Q: If there was anything you could change about the programme, would you? The voting system, perhaps? (The fate of the participants lies solely in the hands of viewers who would decide via SMS who’s in and who’s out after the weekly concert)
A: No. I think the person who created it is a genius (AF is a franchise of Mexican television show La Academia). That’s the beauty of the show. It creates conflicting ideas. That’s what makes the show unique.
Q: Do your children watch the programme?
A: They’ve watched AF1 and AF2 but they never really followed the shows.
Q: And now that you and your wife (Marlia Musa, who’s the drama teacher on the show) are on it?
A: Well, the younger ones have been staying up to watch it. But I’ve been having this umm... “conflict” with my 20-year-old son. I used to say the programme doesn’t do any good to the music industry. When I accepted the job, he asked ‘Why?’ What can I say? I only managed to tell him ‘You’re too young to understand...’ (laughs)

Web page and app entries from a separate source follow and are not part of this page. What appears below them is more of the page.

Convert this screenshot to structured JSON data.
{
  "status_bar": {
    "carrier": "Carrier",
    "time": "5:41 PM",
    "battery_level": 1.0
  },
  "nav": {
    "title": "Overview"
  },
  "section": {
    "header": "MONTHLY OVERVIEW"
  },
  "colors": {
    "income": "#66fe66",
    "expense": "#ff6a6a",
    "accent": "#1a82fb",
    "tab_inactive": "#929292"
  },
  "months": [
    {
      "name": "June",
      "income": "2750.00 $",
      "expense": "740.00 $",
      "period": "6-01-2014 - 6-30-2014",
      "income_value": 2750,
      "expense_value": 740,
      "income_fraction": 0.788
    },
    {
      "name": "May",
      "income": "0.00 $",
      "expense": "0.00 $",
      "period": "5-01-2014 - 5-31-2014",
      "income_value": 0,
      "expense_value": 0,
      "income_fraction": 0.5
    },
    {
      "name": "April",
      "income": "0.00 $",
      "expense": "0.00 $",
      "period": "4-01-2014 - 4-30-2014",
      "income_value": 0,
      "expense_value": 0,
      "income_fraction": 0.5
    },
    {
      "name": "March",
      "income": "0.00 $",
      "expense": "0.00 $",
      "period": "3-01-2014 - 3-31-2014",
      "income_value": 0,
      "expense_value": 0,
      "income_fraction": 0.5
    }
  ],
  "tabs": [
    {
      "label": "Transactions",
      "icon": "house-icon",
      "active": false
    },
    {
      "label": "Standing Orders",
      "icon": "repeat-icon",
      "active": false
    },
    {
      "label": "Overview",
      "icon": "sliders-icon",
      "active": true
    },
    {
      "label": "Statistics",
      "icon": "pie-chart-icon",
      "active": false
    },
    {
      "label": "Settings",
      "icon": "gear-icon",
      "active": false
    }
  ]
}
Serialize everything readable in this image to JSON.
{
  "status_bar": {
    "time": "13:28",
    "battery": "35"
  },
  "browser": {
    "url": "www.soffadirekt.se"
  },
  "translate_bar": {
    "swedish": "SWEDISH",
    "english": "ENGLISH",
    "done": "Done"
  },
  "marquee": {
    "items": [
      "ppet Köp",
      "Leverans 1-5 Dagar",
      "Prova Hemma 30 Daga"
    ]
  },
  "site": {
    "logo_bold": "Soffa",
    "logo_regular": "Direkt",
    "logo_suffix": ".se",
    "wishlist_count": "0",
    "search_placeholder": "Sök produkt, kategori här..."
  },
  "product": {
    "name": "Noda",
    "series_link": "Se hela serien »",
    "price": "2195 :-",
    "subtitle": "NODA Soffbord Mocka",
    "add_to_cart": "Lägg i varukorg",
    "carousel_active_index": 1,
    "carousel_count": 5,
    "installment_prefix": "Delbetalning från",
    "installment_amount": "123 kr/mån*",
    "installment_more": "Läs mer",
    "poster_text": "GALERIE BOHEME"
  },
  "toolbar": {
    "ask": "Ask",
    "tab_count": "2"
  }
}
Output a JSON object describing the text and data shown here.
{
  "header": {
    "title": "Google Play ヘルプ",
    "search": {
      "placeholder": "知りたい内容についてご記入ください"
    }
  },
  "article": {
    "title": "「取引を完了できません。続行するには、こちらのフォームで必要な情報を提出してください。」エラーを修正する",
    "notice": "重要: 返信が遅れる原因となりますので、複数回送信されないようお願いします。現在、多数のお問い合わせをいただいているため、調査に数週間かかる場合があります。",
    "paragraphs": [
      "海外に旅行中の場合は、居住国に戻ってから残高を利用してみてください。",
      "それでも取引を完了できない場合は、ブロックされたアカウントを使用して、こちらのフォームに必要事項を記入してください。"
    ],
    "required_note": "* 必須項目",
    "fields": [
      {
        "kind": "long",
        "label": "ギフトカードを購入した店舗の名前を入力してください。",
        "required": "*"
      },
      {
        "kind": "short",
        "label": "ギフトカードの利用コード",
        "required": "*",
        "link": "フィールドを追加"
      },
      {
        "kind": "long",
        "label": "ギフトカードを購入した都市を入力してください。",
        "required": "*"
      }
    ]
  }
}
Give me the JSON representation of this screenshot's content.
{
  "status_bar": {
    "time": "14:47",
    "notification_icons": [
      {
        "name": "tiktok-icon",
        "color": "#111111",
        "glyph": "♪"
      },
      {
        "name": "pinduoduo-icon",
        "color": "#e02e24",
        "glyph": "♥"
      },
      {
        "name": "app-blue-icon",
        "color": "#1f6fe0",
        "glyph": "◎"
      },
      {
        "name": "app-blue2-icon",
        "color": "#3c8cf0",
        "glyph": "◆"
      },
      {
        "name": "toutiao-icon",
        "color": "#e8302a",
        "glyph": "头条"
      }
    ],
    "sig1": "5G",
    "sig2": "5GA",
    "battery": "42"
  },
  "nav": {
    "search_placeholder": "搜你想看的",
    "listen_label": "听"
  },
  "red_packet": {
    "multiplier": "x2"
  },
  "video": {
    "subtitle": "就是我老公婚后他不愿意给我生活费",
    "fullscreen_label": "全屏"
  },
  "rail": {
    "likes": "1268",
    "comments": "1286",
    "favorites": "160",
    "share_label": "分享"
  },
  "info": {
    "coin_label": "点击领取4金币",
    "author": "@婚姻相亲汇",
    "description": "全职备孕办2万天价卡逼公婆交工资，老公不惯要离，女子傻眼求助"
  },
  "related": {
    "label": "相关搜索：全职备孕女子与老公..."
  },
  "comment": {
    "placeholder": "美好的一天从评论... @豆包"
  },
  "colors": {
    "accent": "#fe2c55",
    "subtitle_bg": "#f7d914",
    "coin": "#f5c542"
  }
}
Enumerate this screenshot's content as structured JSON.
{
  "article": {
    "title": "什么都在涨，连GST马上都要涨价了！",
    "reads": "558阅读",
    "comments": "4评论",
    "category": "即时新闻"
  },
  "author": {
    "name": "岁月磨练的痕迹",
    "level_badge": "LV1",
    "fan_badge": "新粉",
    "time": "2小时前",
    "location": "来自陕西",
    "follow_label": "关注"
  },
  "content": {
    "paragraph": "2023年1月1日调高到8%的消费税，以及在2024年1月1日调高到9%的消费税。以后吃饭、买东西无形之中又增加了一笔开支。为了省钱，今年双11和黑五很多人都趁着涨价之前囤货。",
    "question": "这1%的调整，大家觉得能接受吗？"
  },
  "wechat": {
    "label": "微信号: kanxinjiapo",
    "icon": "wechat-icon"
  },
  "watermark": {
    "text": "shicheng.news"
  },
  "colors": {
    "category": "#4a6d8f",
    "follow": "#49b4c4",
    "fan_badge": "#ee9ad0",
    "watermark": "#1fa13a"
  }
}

Q: Do you discuss the show at home?
A: Oh yeah, in fact we over-discuss it. Even my mother-in-law is in on it!
Q: How would you rate Marlia’s teaching skills?
A: I think she has done a wonderful job in bringing out the students’ confidence. I was quite amazed because to me acting is not easy. But most of the students can do it. It’s just that they don’t realise what they’re doing — the games and exercises in class — is acting.
Q: I know Marlia felt very strongly about Adlin Aman Ramlie’s comments. How did you feel about them? (Adlin has appeared as one of the critics three times on AF; his second appearance caused quite an uproar when he used crude words to comment on the contestants)
A: The nature of the show is such that we have to expect the unexpected. That’s the `beauty’ of the show. Malaysians, too, can be quite sadistic. Some people actually love watching others being run down in public. There are different kinds of critics. Some don’t actually
say what’s on their minds; some are not knowledgeable enough; and there are some who get so technical that their comments are lost on the students. Maybe that’s the kind of variety that Astro is looking for.
Q: This doesn’t have anything to do with AF. How do you feel about being called sifu (teacher, his nickname in the music industry)
A: It makes me want to cringe... every time! I don’t like labels of any sort. But it’s a Malaysian thing. They somehow need to put a tag on people — here, we have “Papa Rock” and “Ratu Jazz”, etc. Whether I like it or not is immaterial. People are still going to call me that.